Active civic groups like the Lions and Rotary Clubs, the Back Acres and Sunset Garden Clubs were formed. During the ‘70s, the Lions Club went on to help establish the Buffington City Park.
A lot of growth happened in the early 1960’s when Oregon’s forests became more sought after by the wood products industry. The reason Oregon’s coastal forests were being opened up at that time is that huge lumber and plywood corporations like Georgia Pacific and Weyerhauser had logged off much of the timber in the state of Washington. They needed more timber to keep going and began moving in on Oregon.
Without Federal help, none of Oregon’s small lumber and plywood mills could pay the high bids for logs that the GPs & Weyerhausers could. Tiny Western States Plywood Cooperative was only able to exist as long as it did because nearby Federal forests were being opened up to timber sales.
The Federal Government required that on smaller tracts only companies with fewer than 200 employees could bid. For as long as local timber was available, Western States with its 120 employees was able to prosper.
By the late ‘60s though, that was not enough. An opportunity in Alaska to purchase a lot of timber a low price became available. Western States entered into a tentative agreement with the Alaska owners, but due to numerous problems the deal was delayed and never completed. In the process, Western States had spent quite a bit of its working capital before it had to give it up with no logs to show for it.
The price the Mill got for its plywood was always subject to the national market. Western States would make a good profit some years and then have big losses other years. By 1970, a combination of the above issues led banks to stop lending to the Mill. That was the reason for the end in 1975. When the end came, the Mill phased down its production and after a couple of weeks it was all over.
Life after Western States Plywood
We could no longer compete with the big timber companies. Western States Plywood closed in October of 1974 after about 24 years. The closing was a very sad occurrence for me and the 200 families the mill supported in Port Orford. I greatly enjoyed my years with WSP. The cooperative mill had been the heart of Port Orford.JIM ROGErS, A BRIEF HISTORY OF thE gRASSY KNOB WILDERNESS
A factor people were not taking into account was that many of the shareholders were at the age of retirement and owned their homes. There were a few who opened small businesses like a gift shop, restaurants or a variety store. It was true that the population dropped, but never did “Grass grow in the streets”!

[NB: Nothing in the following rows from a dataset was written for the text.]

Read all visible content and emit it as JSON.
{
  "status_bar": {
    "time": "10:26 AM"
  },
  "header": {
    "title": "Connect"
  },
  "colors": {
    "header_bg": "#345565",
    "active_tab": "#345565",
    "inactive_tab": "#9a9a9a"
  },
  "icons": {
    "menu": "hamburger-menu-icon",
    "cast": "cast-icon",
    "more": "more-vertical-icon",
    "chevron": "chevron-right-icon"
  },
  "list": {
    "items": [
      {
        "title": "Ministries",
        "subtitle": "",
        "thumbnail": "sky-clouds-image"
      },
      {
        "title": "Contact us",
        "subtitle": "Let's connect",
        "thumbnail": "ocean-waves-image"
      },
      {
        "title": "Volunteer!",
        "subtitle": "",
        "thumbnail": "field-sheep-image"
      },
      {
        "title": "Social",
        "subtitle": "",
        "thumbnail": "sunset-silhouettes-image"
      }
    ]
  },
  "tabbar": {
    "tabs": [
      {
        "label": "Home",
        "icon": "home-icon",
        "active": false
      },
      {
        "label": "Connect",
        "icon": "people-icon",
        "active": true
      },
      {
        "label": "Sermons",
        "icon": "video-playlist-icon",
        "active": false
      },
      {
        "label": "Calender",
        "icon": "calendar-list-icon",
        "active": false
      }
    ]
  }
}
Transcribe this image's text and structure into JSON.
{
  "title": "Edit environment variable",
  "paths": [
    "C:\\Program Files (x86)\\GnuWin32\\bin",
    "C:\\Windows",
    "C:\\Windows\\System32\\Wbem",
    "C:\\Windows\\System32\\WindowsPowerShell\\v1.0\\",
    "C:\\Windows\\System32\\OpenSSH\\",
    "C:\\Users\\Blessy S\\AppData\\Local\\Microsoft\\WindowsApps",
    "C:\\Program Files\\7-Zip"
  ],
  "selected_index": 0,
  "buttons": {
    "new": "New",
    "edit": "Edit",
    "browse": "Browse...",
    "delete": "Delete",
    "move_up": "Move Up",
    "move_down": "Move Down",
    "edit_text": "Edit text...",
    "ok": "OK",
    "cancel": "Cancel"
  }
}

“During the years before it finally closed down, it was believed by many that once the Mill was gone, grass would grow in the streets of Port Orford. DID NOT HAPPEN!”LEON WHItE
Postscript: After the Mill closed and liquidated its equipment, a small company (Phoenix Western) bought out the shareholders for a token amount of money and started using the Mill to make laminated wood ceiling tiles. Within a matter of months that new little company had failed, then soon after that another one of Port Orford’s fires occurred and the Mill burned up one night.